The seasonal long-distance migration of all kinds of animals – from whales to dragonflies to amphibians to birds – is as astonishing a feat as it is mysterious and this is an especially exciting time to study migratory animals. In the past 20 years, rapidly advancing technologies – from tracking devices, to stable isotopes in tissues, to genomics and analytical techniques for the analysis of ring re-encounter databases – mean that it’s now possible to follow many animals throughout the year and solve many of the mysteries of migration.
What is Migratory Connectivity?
One of the many important things we’re now able to measure is migratory connectivity, the connections of migratory individuals and populations between seasons. There are really two components of migratory connectivity:
Linking the geography of where individuals and populations occur between seasons.
The extent, or strength, of co-occurrence of individuals and populations between seasons.
This extra large issue contains seven Applications articles and three Open Access articles.
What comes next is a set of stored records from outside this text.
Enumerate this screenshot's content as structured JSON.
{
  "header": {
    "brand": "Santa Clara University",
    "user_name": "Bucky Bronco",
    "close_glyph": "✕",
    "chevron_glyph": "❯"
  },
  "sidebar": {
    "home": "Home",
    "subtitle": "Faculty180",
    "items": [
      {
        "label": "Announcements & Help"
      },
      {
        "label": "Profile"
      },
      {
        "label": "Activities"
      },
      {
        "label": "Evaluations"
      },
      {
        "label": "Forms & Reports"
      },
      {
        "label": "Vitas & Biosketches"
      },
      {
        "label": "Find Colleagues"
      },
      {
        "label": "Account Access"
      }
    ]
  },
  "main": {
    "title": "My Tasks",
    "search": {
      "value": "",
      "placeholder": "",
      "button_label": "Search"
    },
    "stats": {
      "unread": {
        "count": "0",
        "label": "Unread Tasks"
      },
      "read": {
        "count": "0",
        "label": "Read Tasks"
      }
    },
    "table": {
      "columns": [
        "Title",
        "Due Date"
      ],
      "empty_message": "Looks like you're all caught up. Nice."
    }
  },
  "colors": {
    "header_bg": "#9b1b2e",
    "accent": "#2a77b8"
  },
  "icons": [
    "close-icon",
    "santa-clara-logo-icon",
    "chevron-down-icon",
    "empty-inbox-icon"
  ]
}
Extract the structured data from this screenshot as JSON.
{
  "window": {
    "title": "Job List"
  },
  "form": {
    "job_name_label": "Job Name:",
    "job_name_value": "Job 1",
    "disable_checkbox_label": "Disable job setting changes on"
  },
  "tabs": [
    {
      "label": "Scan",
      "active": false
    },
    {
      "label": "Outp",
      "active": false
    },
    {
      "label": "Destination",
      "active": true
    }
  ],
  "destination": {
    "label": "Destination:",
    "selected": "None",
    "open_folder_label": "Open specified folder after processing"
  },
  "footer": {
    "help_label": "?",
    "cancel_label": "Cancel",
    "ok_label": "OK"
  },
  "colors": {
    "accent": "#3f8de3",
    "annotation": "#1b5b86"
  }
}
These five papers are freely available to everyone, no subscription required.
–LSCorridors: LandScape Corridors considers stochastic variation, species perception and landscape influence on organisms in the design of ecological corridors. It lets you simulate corridors for species with different requirements and considers that species perceive the surrounding landscape in different ways.
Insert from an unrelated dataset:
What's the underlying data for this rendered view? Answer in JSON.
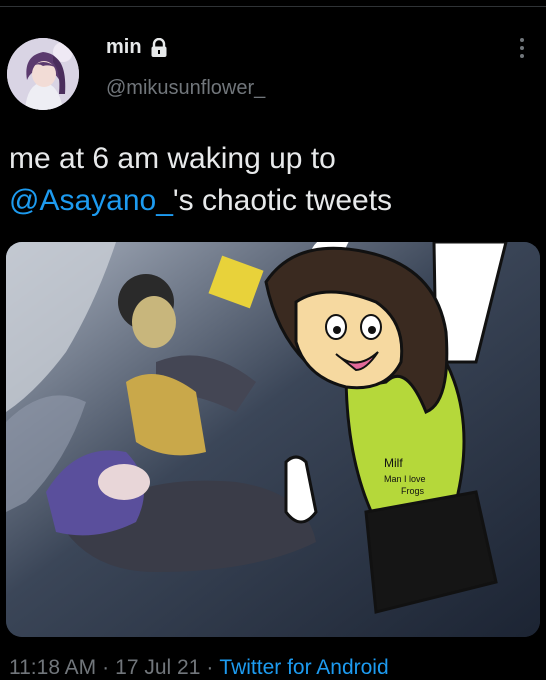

–HistMapR: HistMapR contains a number of functions that can be used to semi-automatically digitize historical land use according to a map’s colours. Digitization is fast, and agreement with manually digitized maps of around 80–90% meets common targets for image classification. This manuscript has a companion video and was recommended by Associate Editor Sarah Goslee.
–vortexR: An R package to automate the analysis and visualisation of outputs from the population viability modelling software Vortex. vortexR facilitates collating Vortex output files, data visualisation and basic analyses (e.g. pairwise comparisons of scenarios), as well as providing more advanced statistics.
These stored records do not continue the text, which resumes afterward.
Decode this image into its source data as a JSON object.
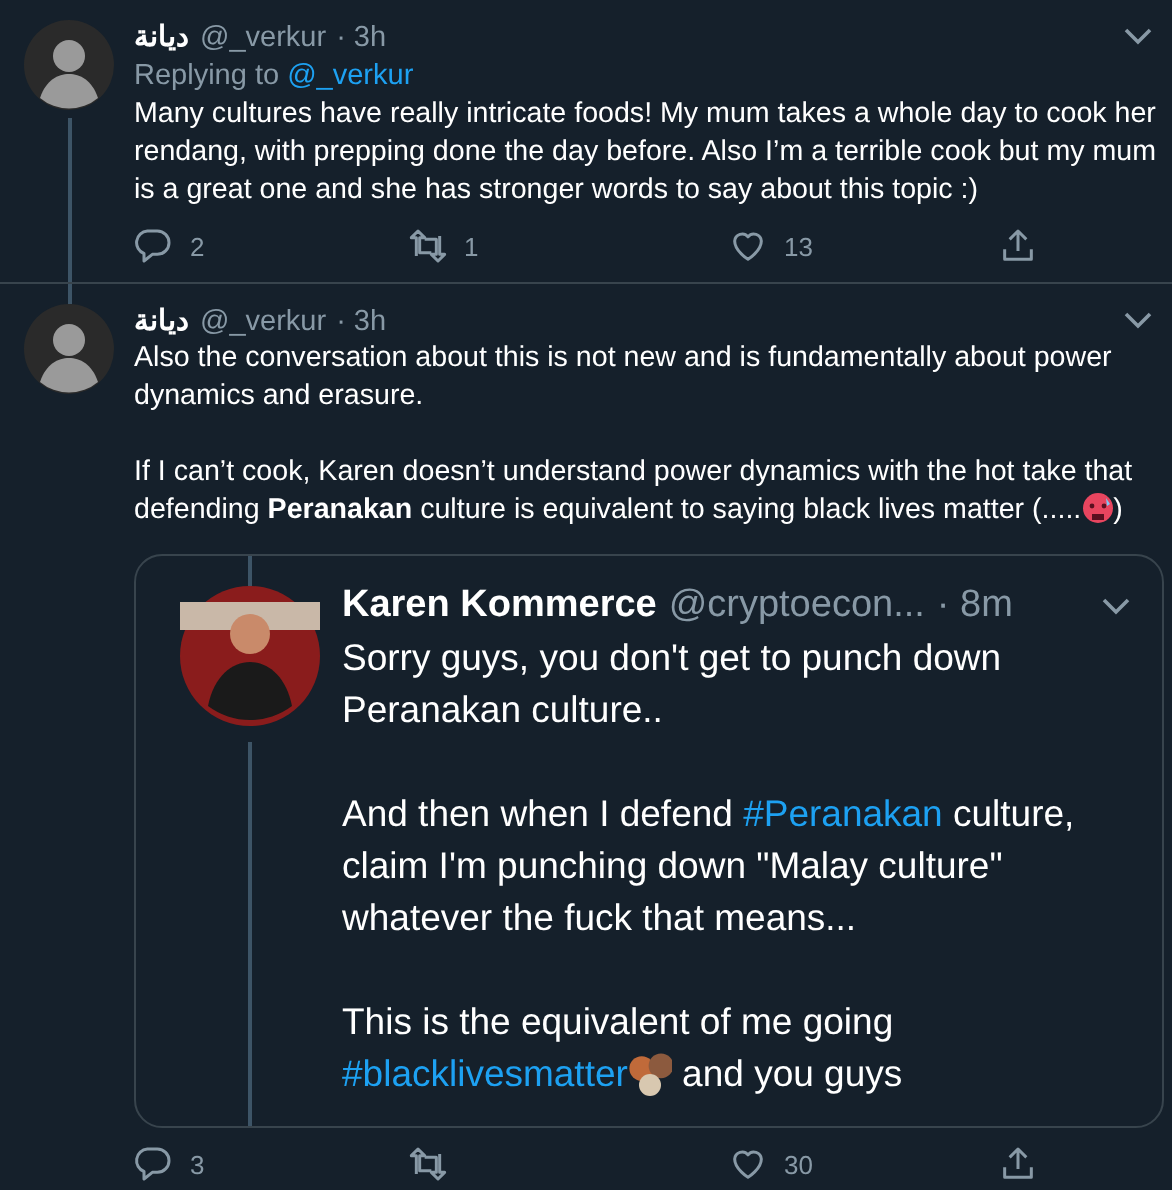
{
  "tweets": [
    {
      "name": "ديانة",
      "handle": "@_verkur",
      "time": "· 3h",
      "thread_continues": true,
      "replying_to": {
        "label": "Replying to",
        "handle": "@_verkur"
      },
      "paragraphs": [
        [
          {
            "kind": "text",
            "text": "Many cultures have really intricate foods! My mum takes a whole day to cook her rendang, with prepping done the day before. Also I’m a terrible cook but my mum is a great one and she has stronger words to say about this topic :)"
          }
        ]
      ],
      "actions": [
        {
          "kind": "reply",
          "count": "2"
        },
        {
          "kind": "retweet",
          "count": "1"
        },
        {
          "kind": "like",
          "count": "13"
        },
        {
          "kind": "share"
        }
      ]
    },
    {
      "name": "ديانة",
      "handle": "@_verkur",
      "time": "· 3h",
      "thread_continues": false,
      "paragraphs": [
        [
          {
            "kind": "text",
            "text": "Also the conversation about this is not new and is fundamentally about power dynamics and erasure."
          }
        ],
        [
          {
            "kind": "text",
            "text": "If I can’t cook, Karen doesn’t understand power dynamics with the hot take that defending **Peranakan** culture is equivalent to saying black lives matter (....."
          },
          {
            "kind": "emoji"
          },
          {
            "kind": "text",
            "text": ")"
          }
        ]
      ],
      "quote": {
        "name": "Karen Kommerce",
        "handle": "@cryptoecon...",
        "time": "· 8m",
        "paragraphs": [
          [
            {
              "kind": "text",
              "text": "Sorry guys, you don't get to punch down Peranakan culture.."
            }
          ],
          [
            {
              "kind": "text",
              "text": "And then when I defend "
            },
            {
              "kind": "hashtag",
              "text": "#Peranakan"
            },
            {
              "kind": "text",
              "text": " culture, claim I'm punching down \"Malay culture\" whatever the fuck that means..."
            }
          ],
          [
            {
              "kind": "text",
              "text": "This is the equivalent of me going "
            },
            {
              "kind": "hashtag",
              "text": "#blacklivesmatter"
            },
            {
              "kind": "emoji"
            },
            {
              "kind": "text",
              "text": " and you guys"
            }
          ]
        ]
      },
      "actions": [
        {
          "kind": "reply",
          "count": "3"
        },
        {
          "kind": "retweet"
        },
        {
          "kind": "like",
          "count": "30"
        },
        {
          "kind": "share"
        }
      ]
    }
  ]
}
More than anything else, the phenotype of an organism determines how it interacts with the environment. It’s subject to natural selection, and may help to unravel the underlying evolutionary processes. So shape traits are key elements in many ecological and biological studies.
Commonly, basic parameters like distances, areas, angles, or derived ratios are used to describe and compare the shapes of organisms. These parameters usually work well in organisms with a regular body plan. The shape of irregular organisms – such as many plants, fungi, sponges or corals – is mainly determined by environmental factors and often lacks the distinct landmarks needed for traditional morphometric methods. The application of these methods is problematic and shapes are more often categorised than actually measured.
As scientists though, we favour independent statistical analyses, and there’s an urgent need for reliable shape characterisation based on numerical approaches. So, scientists often determine complexity parameters such as surface/volume ratios, rugosity, or the level of branching. However, these parameters all share the same drawback: they are delineated to a univariate number, taking information from one or few spatial scales and because of this essential information is lost. Continue reading →
Many animals rely on movement to find prey and avoid predators. Movement is also an essential component of the territorial displays of lizards, comprising tail, limb, head and whole-body movements.
For the first time, digital animation has been used as a research tool to examine how the effectiveness of a lizard’s territorial display varies across ecological environments and conditions. The new research was published today in the journal Methods in Ecology and Evolution.